Screen Time Is a Neat Tool
Admittedly, Screen Time is not the most intuitive of features within iOS. It has layers upon layers of options that can make things quite tricky to deal with at times. But considering that it’s a relatively new addition, you've got to give Apple some slack. Screen Time is only bound to get better over time, and hopefully, you won't have to deal with these sorts of issues in the future.
So, did the tips above help you get Screen Time back on track? Do let us know in comments.
Next up: Using Chrome for iOS? Learn how to block any website using Screen Time.
Limiting Access To Apps On Mac Free
Using Microsoft Access On MacThe above article may contain affiliate links which help support Guiding Tech. However, it does not affect our editorial integrity. The content remains unbiased and authentic.Read NextHow to Block Websites on Chrome for iOSAlso See#iOS 12 #parental controls
Install Access On Mac
Did You Know

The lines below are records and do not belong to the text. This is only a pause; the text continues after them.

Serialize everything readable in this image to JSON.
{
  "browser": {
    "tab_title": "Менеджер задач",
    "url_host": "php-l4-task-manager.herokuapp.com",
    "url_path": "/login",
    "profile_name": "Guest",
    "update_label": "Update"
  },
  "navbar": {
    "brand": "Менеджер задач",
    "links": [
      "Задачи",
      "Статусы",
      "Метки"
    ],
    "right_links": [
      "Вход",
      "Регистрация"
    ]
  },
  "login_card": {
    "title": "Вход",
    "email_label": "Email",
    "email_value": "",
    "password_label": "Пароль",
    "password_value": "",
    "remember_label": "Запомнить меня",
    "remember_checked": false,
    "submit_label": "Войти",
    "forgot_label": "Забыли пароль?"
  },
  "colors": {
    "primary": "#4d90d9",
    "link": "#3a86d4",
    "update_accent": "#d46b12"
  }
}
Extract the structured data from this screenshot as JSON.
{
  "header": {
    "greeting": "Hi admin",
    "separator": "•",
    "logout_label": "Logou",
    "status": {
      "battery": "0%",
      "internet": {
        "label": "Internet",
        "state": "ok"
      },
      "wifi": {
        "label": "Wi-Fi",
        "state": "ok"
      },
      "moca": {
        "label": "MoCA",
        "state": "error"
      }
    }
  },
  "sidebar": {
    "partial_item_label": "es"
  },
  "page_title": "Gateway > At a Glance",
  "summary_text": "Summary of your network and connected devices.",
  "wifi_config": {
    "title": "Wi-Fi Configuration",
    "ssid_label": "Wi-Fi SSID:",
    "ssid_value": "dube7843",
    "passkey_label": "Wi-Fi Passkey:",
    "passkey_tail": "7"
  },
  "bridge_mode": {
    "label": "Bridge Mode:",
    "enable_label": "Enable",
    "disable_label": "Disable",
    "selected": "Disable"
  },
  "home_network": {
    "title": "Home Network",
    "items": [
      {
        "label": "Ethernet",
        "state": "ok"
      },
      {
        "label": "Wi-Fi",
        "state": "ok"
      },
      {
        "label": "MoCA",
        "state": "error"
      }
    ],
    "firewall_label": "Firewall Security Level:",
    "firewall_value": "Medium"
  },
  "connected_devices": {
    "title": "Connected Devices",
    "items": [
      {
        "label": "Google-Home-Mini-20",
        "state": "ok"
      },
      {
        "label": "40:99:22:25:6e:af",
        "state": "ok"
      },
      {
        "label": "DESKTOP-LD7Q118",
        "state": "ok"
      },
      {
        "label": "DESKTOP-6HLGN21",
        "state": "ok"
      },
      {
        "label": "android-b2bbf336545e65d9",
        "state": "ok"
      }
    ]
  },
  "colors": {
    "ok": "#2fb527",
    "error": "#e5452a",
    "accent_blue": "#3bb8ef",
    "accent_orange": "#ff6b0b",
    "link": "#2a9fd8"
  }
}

Initially, Apple didn't own the iPhone trademark. It was owned by Cisco for their VoIP phones.